10.    Lear SA, Hu W, Rangarajan S, et al. The effect of physical activity on mortality and cardiovascular disease in 130 000 people from 17 high-income, middle-income, and low-income countries: the PURE study. Lancet 2017, Sep 21. pii: S0140-6736(17)31634-3. doi: 10.1016/S0140-6736(17)31634-3. [Epub ahead of print].
11.    Althoff T, Sosic R, Hicks JL, King AC, Delp SL, Leskovec J. Large-scale physical activity data reveal worldwide activity inequality. Nature 2017;547:336-9.
12.    Bell KE, von Allmen MT, Devries MC, Phillips SM. Muscle Disuse as a Pivotal Problem in Sarcopenia-related Muscle Loss and Dysfunction. J Frailty Aging 2016;5:33-41.

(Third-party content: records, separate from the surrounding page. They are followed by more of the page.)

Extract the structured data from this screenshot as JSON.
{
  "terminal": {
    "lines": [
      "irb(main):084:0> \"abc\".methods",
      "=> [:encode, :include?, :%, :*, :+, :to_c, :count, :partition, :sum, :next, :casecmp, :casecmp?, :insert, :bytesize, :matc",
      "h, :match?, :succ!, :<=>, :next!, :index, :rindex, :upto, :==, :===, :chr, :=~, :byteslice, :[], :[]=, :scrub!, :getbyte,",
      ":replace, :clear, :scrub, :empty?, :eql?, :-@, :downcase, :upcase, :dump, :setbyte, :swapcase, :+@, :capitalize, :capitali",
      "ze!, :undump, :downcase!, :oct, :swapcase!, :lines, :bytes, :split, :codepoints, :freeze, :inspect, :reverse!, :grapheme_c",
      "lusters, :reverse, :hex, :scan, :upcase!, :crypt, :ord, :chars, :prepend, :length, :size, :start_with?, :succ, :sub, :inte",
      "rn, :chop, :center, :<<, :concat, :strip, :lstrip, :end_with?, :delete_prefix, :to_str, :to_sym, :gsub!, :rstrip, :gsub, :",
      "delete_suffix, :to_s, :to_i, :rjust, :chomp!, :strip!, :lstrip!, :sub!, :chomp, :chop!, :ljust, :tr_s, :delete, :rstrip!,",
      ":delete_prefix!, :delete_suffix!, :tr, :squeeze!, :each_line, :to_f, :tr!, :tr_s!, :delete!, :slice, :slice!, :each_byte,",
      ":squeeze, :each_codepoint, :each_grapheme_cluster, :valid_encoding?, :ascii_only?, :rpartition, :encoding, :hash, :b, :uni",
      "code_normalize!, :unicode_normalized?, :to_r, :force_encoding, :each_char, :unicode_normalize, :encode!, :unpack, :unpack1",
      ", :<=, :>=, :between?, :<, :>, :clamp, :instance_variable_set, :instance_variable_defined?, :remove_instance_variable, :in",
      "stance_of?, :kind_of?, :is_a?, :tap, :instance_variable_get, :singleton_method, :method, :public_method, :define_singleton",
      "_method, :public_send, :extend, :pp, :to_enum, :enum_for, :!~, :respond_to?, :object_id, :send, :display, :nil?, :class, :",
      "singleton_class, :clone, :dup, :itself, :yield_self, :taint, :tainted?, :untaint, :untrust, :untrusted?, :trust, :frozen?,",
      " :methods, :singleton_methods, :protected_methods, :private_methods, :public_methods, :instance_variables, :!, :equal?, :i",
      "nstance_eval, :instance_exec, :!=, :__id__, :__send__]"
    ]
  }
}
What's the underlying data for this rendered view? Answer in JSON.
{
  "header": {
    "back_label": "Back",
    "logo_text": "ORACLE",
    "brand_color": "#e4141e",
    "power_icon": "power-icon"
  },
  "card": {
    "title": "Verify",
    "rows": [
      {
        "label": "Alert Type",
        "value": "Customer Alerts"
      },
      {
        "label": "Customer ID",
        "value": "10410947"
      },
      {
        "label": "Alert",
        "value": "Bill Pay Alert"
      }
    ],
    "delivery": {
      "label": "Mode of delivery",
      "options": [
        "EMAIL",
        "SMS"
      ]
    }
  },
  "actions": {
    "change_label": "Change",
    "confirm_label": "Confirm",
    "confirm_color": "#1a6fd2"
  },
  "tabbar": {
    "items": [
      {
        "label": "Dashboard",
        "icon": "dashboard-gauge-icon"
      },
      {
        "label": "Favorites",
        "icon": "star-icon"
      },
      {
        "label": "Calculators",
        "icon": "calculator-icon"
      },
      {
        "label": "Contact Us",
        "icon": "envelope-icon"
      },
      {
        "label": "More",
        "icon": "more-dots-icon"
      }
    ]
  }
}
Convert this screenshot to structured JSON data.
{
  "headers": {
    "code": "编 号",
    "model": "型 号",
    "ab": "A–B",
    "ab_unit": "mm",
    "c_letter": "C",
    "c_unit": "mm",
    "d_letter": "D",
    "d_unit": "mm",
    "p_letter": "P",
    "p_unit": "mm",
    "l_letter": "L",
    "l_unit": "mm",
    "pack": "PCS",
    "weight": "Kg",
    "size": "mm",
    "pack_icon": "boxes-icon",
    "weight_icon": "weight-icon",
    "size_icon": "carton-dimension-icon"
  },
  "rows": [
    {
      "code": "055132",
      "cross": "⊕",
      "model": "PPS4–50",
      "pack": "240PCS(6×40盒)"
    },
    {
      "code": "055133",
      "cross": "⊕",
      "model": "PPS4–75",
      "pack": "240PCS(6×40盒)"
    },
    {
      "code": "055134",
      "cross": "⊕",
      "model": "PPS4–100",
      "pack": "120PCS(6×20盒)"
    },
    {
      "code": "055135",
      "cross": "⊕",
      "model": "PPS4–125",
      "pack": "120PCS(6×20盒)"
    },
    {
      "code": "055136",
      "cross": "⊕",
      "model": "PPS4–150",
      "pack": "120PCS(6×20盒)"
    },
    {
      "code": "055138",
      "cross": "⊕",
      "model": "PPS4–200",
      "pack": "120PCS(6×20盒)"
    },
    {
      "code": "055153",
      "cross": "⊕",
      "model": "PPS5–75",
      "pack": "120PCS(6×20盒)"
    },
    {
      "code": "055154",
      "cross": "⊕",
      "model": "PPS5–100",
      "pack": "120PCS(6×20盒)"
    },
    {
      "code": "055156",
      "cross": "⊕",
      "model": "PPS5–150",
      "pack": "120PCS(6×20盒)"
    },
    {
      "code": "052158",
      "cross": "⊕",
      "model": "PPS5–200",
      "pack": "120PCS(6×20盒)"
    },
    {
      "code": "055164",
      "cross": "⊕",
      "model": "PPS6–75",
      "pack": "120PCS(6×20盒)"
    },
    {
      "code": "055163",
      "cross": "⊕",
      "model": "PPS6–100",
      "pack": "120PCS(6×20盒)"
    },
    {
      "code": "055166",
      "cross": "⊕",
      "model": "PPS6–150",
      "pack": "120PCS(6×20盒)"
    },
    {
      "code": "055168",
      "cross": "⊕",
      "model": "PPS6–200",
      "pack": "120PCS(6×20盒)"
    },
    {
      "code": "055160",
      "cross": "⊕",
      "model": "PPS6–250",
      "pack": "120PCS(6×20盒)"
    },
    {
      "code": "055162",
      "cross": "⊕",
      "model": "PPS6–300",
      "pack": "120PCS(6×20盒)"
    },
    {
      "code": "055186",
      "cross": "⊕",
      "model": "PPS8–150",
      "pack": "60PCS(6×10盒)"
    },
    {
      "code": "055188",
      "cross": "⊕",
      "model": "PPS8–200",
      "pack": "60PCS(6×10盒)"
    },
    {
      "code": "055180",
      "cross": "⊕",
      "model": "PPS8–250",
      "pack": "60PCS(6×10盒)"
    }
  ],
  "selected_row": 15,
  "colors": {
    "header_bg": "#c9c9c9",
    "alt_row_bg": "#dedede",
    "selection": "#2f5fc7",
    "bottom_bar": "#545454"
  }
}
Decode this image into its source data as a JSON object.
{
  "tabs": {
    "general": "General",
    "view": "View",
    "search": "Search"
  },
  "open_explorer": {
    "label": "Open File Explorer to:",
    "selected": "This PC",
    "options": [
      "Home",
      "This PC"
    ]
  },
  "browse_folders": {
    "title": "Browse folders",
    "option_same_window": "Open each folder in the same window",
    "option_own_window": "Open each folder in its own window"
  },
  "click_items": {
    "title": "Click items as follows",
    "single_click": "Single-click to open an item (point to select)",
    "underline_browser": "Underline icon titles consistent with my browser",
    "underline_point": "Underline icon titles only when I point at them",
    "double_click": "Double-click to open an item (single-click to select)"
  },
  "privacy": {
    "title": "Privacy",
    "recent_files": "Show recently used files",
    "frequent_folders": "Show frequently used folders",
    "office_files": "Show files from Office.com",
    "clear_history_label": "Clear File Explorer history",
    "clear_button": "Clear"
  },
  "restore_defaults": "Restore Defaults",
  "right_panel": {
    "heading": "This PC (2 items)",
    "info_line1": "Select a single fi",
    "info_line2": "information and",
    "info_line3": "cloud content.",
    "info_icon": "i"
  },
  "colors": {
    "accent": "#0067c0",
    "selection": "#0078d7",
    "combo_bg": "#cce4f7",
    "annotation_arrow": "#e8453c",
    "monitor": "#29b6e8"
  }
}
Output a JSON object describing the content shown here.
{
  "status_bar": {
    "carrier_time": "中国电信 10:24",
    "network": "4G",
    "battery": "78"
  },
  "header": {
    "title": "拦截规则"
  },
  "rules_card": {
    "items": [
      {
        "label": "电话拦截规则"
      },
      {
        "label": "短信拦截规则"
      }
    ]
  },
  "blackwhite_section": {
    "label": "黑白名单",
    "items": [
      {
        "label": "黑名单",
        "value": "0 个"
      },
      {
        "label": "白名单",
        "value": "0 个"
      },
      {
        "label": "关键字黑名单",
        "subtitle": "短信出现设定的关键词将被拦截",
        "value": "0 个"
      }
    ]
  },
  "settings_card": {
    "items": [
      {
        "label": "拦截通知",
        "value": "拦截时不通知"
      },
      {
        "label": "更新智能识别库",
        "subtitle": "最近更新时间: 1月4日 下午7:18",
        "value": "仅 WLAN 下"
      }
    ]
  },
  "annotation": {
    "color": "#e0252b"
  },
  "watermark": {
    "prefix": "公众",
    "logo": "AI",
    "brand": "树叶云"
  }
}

13.    Denis F, Viger L, Charron A, et al. Detection of lung cancer relapse using self-reported symptoms transmitted via an internet web-application: pilot study of the sentinel follow-up. Support Care Cancer 2014;22:1467-73.
14.    Denis F, Viger L, Charron A, Voog E, Letellier C. Detecting lung cancer relapse using self-evaluation forms weekly filled at home: the sentinel follow-up. Support Care Cancer 2014;22:79-85.
15.    Denis F, Yossi S, Septans AL, et al. Improving Survival in Patients Treated for a Lung Cancer Using Self-Evaluated Symptoms Reported Through a Web Application. Am J Clin Oncol 2015.
16.    Inzitari M, Ruiz D, Martos J, Santaeugenia S. «Move on Against Frailty»: Time to Raise Awareness about Frailty and Prevention of Disability in the Community. J Frailty Aging 2016;5:201-3.
17.    Silva RB, Aldoradin-Cabeza H, Eslick GD, Phu S, Duque G. The Effect of Physical Exercise on Frail Older Persons: A Systematic Review. J Frailty Aging 2017;6:91-6.
18.    Xu F, Delmonico MJ, Lofgren IE, et al. Effect of a Combined Tai Chi, Resistance Training and Dietary Intervention on Cognitive Function in Obese Older Women. J Frailty Aging 2017;6:167-71.
19.    Beckmann JS, Lew D. Reconciling evidence-based medicine and precision medicine in the era of big data: challenges and opportunities. Genome Med 2016;8:134.